Fayed's father, Mohamed Al Fayed, has claimed that Fellowes _ now Lord Fellowes _ had commandeered a communications post at the British Embassy in Paris on the night to send messages to an intelligence agency as part of a murder plot.

Fellowes also testified that the queen, like Diana, was concerned about the possibility of bugging, and that public rooms at Buckingham Palace were regularly swept for eavesdropping devices.

He also revealed that the palace, after consulting the government, decided not to initiate an investigation of the interception of embarrassing telephone calls involving Diana and her former husband, Prince Charles.

Michael Jay, who was Britain's ambassador in Paris in 1997, testified on Monday that Fellowes was not at the embassy on the night of Aug. 30-31, when the crash occurred.

Roberto Devorik, a friend of Diana, has testified that she thought Fellowes hated her.

"I'm sad if she felt that," Lord Fellowes said.

"Clearly the events of the 1990s made our relationship more complicated," he said, adding: "I was very fond of her then as I always had been and sad that she had not had a happier and more stable time in those troubled years."
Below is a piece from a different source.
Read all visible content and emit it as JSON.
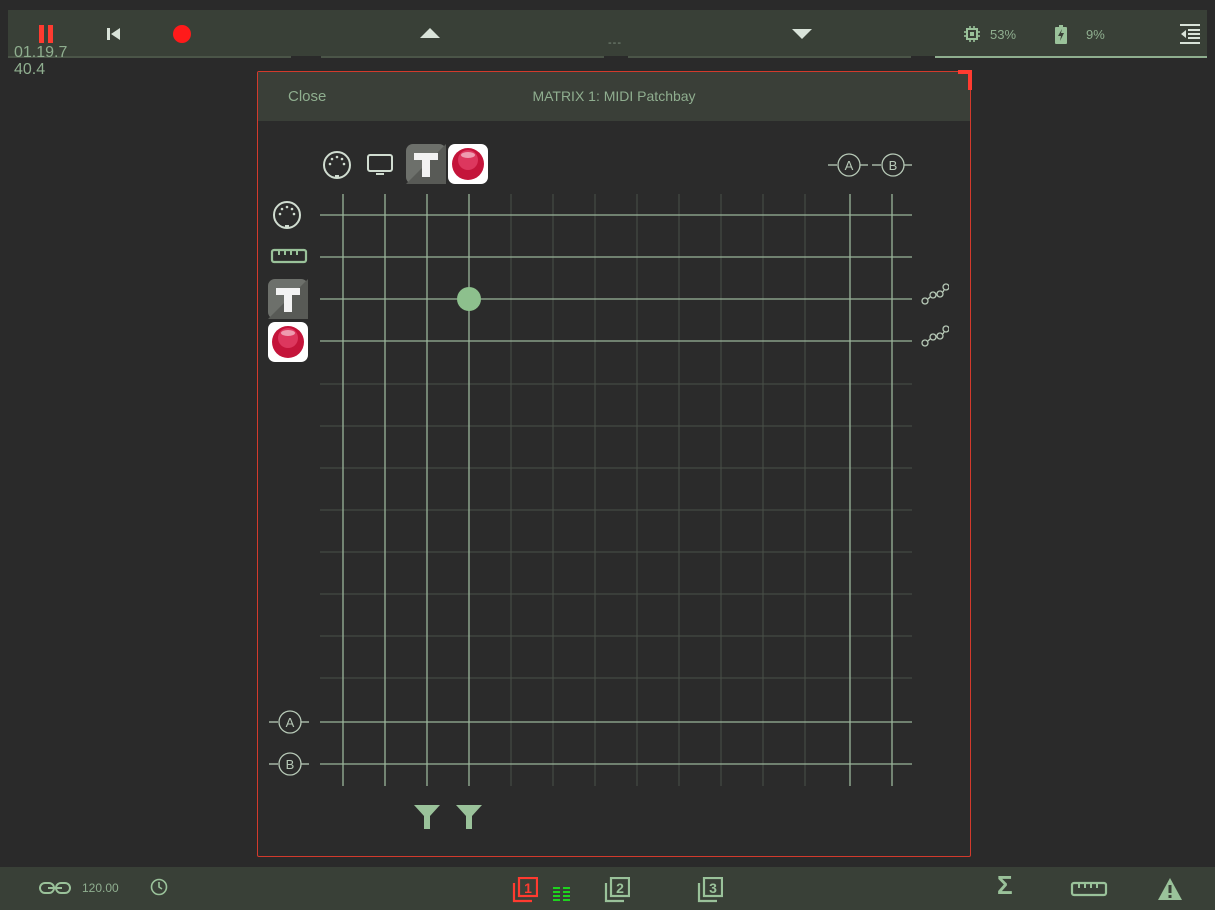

Ian Burnett, a lawyer employed by the coroner, Lord Justice Scott Baker, reminded the inquest that Al Fayed had alleged that Fellowes had been at the embassy from 11 p.m., shortly before the crash, and had commandeered a message center.

"In other words it was being suggested that you were intimately concerned in the murder of your sister-in-law. You understand that that was the allegation?" Burnett said.

Fellowes nodded.

Asked whether he was in Paris on the night, Fellowes said: "We were in Norfolk that evening, we had people to stay, we went to an entertainment by Mr. John Mortimer in Burnham Market church."

Fellowes said there was concern at the palace in 1993 following the leak of two telephone conversations: one between Diana and her friend James Gilbey, who called her "Squidgy," and another intimate chat between Charles and Camilla Parker Bowles, who became his second wife.

Al Fayed's lawyers have alleged that Diana's conversation was intercepted by GCHQ, the electronic monitoring arm of British intelligence.

Fellowes said the government advised against a formal investigation, fearing that if it became known it would be seen as confirmation of some involvement by government agents in the interception.

The inquest has heard testimony about Diana's fears of surveillance, and that she had ordered sweeps of her rooms at Kensington Palace that turned up no firm evidence of bugging.

Fellowes said the queen had similar concerns, and the office where he met the queen was regularly checked.

"I wouldn't say it was a constant preoccupation but yes we needed reassurance at regular intervals that there was no bugging going on," Fellowes said.

The British coroner disclosed Monday that the cost of the inquest has reache the equivalent of $4.3 million.

Nearly $2.15 million was spent on the team of lawyers assisting Baker. The next largest expenditure, some $720,000, was for the jury's visit to Paris and the cost of video conferencing for witnesses testifying from Paris and from other countries.